**To do:** Repeat the records below exactly, leaving out every picture.
[Task material Boundary: Start]
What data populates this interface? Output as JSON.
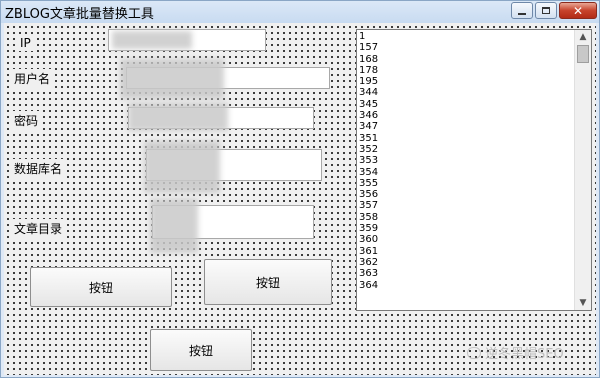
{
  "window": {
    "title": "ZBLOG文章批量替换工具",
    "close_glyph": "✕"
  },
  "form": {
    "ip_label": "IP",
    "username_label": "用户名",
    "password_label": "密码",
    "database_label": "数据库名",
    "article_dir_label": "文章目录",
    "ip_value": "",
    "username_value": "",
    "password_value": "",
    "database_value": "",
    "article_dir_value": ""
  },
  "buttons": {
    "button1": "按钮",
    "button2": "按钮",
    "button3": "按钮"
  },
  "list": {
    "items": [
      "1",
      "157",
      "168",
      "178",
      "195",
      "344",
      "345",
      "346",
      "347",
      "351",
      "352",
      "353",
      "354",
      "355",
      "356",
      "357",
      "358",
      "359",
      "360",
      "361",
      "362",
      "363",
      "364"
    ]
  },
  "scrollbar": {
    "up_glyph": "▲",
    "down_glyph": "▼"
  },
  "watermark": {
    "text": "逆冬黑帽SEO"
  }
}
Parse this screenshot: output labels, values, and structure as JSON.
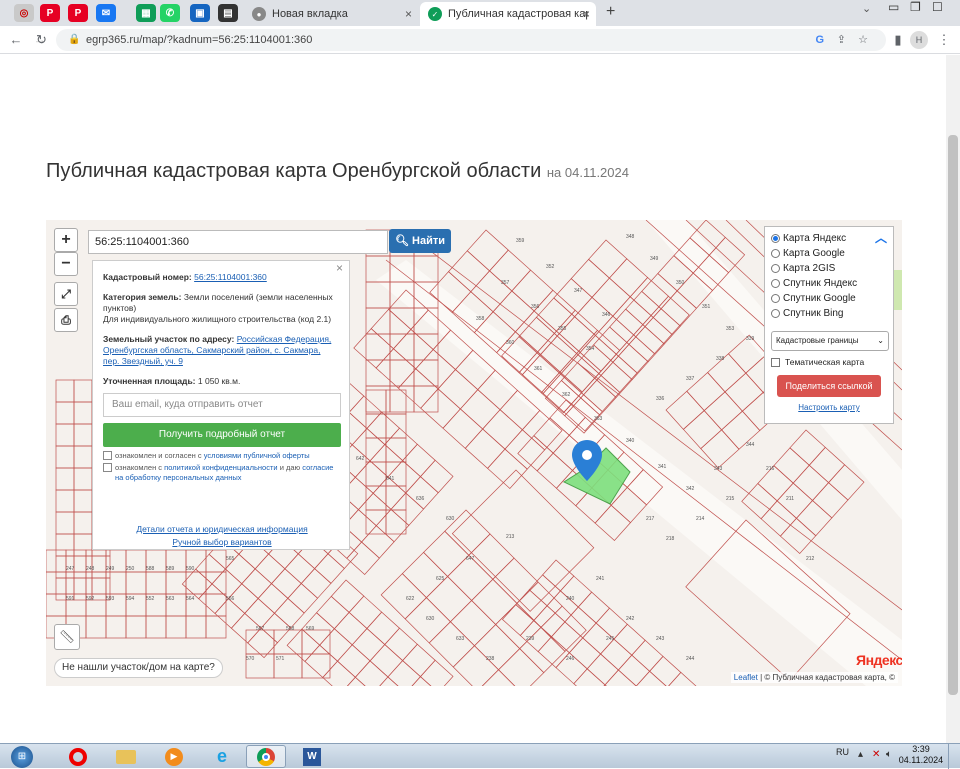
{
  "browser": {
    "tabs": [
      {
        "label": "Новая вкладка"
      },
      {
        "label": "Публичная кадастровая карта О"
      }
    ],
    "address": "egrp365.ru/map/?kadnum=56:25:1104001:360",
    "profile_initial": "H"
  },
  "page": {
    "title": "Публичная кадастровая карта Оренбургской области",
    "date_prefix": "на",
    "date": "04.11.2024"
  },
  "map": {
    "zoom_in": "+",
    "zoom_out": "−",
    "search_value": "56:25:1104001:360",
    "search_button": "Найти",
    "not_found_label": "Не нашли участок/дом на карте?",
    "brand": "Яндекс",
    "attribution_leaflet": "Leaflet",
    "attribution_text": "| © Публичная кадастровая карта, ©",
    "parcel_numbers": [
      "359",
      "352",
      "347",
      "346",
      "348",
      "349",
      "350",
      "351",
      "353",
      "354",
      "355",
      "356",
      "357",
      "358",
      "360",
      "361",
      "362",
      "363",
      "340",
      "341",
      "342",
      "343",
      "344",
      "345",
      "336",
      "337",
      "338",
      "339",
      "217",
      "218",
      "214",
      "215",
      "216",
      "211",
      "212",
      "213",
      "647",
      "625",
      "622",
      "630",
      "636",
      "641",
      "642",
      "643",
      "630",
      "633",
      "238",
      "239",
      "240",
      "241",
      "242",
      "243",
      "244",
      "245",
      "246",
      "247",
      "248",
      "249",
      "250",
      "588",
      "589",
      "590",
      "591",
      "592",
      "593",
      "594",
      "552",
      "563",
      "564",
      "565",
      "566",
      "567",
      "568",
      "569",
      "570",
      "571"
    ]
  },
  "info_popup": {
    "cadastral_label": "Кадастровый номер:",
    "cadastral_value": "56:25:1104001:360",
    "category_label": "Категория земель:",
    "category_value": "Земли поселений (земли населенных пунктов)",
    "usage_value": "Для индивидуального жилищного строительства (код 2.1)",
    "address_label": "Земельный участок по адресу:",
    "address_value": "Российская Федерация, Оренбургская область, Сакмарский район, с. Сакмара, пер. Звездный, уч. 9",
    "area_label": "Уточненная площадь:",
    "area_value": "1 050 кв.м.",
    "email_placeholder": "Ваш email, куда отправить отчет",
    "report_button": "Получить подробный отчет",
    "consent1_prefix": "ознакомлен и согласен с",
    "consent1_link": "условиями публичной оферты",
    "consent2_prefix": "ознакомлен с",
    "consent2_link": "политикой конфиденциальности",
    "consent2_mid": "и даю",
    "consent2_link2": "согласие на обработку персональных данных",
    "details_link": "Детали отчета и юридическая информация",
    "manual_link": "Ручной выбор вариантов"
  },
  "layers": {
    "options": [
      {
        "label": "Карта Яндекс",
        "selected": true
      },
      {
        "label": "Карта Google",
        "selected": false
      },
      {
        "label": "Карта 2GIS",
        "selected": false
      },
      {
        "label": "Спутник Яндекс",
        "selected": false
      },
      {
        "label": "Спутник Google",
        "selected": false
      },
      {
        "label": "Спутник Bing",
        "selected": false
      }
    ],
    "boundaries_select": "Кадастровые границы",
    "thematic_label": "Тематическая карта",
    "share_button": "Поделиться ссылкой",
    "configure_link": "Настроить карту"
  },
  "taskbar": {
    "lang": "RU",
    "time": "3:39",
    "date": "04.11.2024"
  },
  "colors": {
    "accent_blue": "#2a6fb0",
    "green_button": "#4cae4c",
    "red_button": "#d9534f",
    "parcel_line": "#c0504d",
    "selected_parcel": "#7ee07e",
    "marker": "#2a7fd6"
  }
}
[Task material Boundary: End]
**Result of the exercise:**
What data populates this interface? Output as JSON.
{
  "window": {
    "title": "ZBLOG文章批量替换工具",
    "close_glyph": "✕"
  },
  "form": {
    "ip_label": "IP",
    "username_label": "用户名",
    "password_label": "密码",
    "database_label": "数据库名",
    "article_dir_label": "文章目录",
    "ip_value": "",
    "username_value": "",
    "password_value": "",
    "database_value": "",
    "article_dir_value": ""
  },
  "buttons": {
    "button1": "按钮",
    "button2": "按钮",
    "button3": "按钮"
  },
  "list": {
    "items": [
      "1",
      "157",
      "168",
      "178",
      "195",
      "344",
      "345",
      "346",
      "347",
      "351",
      "352",
      "353",
      "354",
      "355",
      "356",
      "357",
      "358",
      "359",
      "360",
      "361",
      "362",
      "363",
      "364"
    ]
  },
  "scrollbar": {
    "up_glyph": "▲",
    "down_glyph": "▼"
  },
  "watermark": {
    "text": "逆冬黑帽SEO"
  }
}
Parse this screenshot: output labels, values, and structure as JSON.
{
  "browser": {
    "tabs": [
      {
        "label": "Новая вкладка"
      },
      {
        "label": "Публичная кадастровая карта О"
      }
    ],
    "address": "egrp365.ru/map/?kadnum=56:25:1104001:360",
    "profile_initial": "H"
  },
  "page": {
    "title": "Публичная кадастровая карта Оренбургской области",
    "date_prefix": "на",
    "date": "04.11.2024"
  },
  "map": {
    "zoom_in": "+",
    "zoom_out": "−",
    "search_value": "56:25:1104001:360",
    "search_button": "Найти",
    "not_found_label": "Не нашли участок/дом на карте?",
    "brand": "Яндекс",
    "attribution_leaflet": "Leaflet",
    "attribution_text": "| © Публичная кадастровая карта, ©",
    "parcel_numbers": [
      "359",
      "352",
      "347",
      "346",
      "348",
      "349",
      "350",
      "351",
      "353",
      "354",
      "355",
      "356",
      "357",
      "358",
      "360",
      "361",
      "362",
      "363",
      "340",
      "341",
      "342",
      "343",
      "344",
      "345",
      "336",
      "337",
      "338",
      "339",
      "217",
      "218",
      "214",
      "215",
      "216",
      "211",
      "212",
      "213",
      "647",
      "625",
      "622",
      "630",
      "636",
      "641",
      "642",
      "643",
      "630",
      "633",
      "238",
      "239",
      "240",
      "241",
      "242",
      "243",
      "244",
      "245",
      "246",
      "247",
      "248",
      "249",
      "250",
      "588",
      "589",
      "590",
      "591",
      "592",
      "593",
      "594",
      "552",
      "563",
      "564",
      "565",
      "566",
      "567",
      "568",
      "569",
      "570",
      "571"
    ]
  },
  "info_popup": {
    "cadastral_label": "Кадастровый номер:",
    "cadastral_value": "56:25:1104001:360",
    "category_label": "Категория земель:",
    "category_value": "Земли поселений (земли населенных пунктов)",
    "usage_value": "Для индивидуального жилищного строительства (код 2.1)",
    "address_label": "Земельный участок по адресу:",
    "address_value": "Российская Федерация, Оренбургская область, Сакмарский район, с. Сакмара, пер. Звездный, уч. 9",
    "area_label": "Уточненная площадь:",
    "area_value": "1 050 кв.м.",
    "email_placeholder": "Ваш email, куда отправить отчет",
    "report_button": "Получить подробный отчет",
    "consent1_prefix": "ознакомлен и согласен с",
    "consent1_link": "условиями публичной оферты",
    "consent2_prefix": "ознакомлен с",
    "consent2_link": "политикой конфиденциальности",
    "consent2_mid": "и даю",
    "consent2_link2": "согласие на обработку персональных данных",
    "details_link": "Детали отчета и юридическая информация",
    "manual_link": "Ручной выбор вариантов"
  },
  "layers": {
    "options": [
      {
        "label": "Карта Яндекс",
        "selected": true
      },
      {
        "label": "Карта Google",
        "selected": false
      },
      {
        "label": "Карта 2GIS",
        "selected": false
      },
      {
        "label": "Спутник Яндекс",
        "selected": false
      },
      {
        "label": "Спутник Google",
        "selected": false
      },
      {
        "label": "Спутник Bing",
        "selected": false
      }
    ],
    "boundaries_select": "Кадастровые границы",
    "thematic_label": "Тематическая карта",
    "share_button": "Поделиться ссылкой",
    "configure_link": "Настроить карту"
  },
  "taskbar": {
    "lang": "RU",
    "time": "3:39",
    "date": "04.11.2024"
  },
  "colors": {
    "accent_blue": "#2a6fb0",
    "green_button": "#4cae4c",
    "red_button": "#d9534f",
    "parcel_line": "#c0504d",
    "selected_parcel": "#7ee07e",
    "marker": "#2a7fd6"
  }
}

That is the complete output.